Try it: Return every line from the records below that has the word "this".

Top of Records for processing

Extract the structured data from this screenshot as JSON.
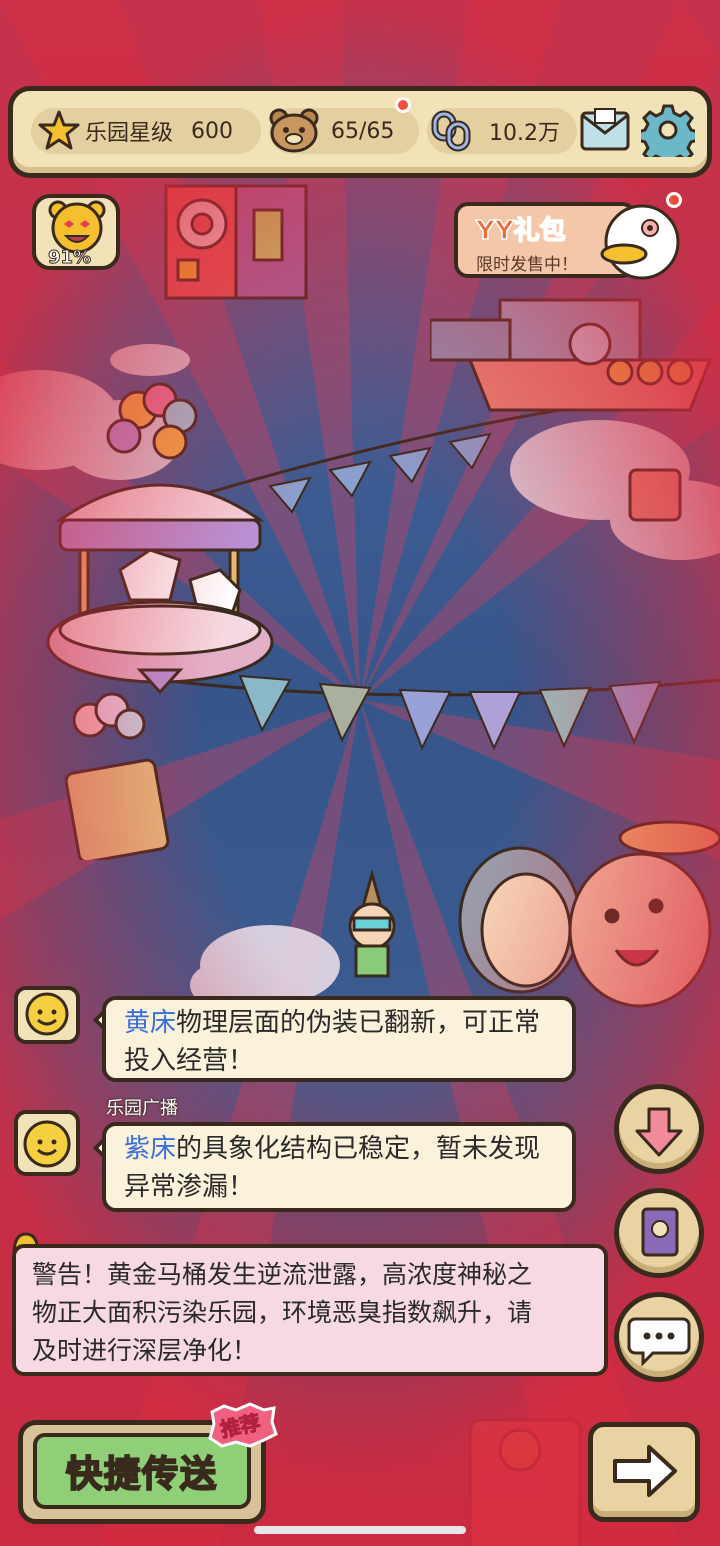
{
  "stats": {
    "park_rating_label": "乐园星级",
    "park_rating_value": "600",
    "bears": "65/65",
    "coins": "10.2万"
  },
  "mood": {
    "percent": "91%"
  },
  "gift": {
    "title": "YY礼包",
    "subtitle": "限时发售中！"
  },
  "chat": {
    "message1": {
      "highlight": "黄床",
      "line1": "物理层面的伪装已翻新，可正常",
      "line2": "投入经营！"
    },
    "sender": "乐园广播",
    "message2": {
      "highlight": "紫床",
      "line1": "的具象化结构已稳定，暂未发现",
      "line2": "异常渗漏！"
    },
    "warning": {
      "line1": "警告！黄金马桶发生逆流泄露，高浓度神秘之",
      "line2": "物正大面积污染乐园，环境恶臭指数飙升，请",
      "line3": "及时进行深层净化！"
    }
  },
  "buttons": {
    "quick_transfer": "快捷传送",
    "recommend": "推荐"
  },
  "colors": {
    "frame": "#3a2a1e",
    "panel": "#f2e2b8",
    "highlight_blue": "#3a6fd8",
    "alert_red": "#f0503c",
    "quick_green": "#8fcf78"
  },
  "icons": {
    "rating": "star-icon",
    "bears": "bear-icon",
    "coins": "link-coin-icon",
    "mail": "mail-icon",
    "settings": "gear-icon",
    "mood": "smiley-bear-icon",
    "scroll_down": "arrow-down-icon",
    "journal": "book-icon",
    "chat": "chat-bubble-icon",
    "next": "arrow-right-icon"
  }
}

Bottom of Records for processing
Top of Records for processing

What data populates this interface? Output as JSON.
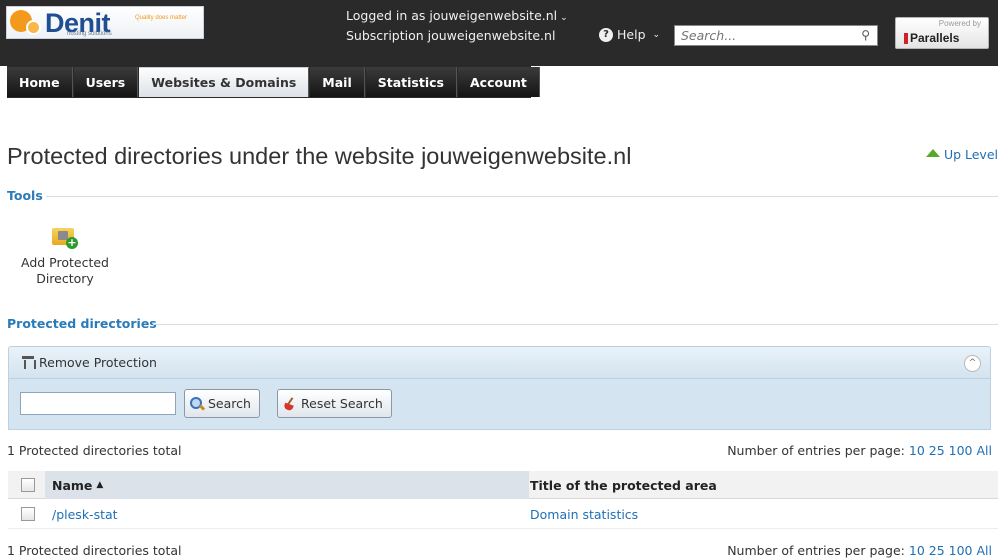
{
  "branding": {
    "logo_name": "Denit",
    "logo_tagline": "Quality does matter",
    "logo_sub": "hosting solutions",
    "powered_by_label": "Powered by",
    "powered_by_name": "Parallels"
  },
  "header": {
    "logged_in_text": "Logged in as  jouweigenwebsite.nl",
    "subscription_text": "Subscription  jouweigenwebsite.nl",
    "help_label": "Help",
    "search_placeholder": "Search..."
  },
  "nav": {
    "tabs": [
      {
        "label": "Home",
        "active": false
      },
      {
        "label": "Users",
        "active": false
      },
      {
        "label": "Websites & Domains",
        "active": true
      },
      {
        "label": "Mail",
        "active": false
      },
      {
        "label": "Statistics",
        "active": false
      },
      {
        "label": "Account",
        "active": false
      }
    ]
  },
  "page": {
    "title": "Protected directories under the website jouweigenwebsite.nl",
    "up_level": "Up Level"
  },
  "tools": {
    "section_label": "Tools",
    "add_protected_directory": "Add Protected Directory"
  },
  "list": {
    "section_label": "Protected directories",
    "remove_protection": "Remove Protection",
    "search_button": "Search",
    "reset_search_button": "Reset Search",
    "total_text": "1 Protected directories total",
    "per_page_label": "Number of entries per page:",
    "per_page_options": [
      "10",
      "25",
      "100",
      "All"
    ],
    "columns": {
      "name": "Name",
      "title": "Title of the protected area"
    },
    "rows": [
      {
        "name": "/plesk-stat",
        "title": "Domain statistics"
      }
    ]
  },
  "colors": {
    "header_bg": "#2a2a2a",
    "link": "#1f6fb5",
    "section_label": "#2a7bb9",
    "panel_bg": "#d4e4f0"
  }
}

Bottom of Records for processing

Solved exercise:
Extract the structured data from this screenshot as JSON.
What data populates this interface? Output as JSON.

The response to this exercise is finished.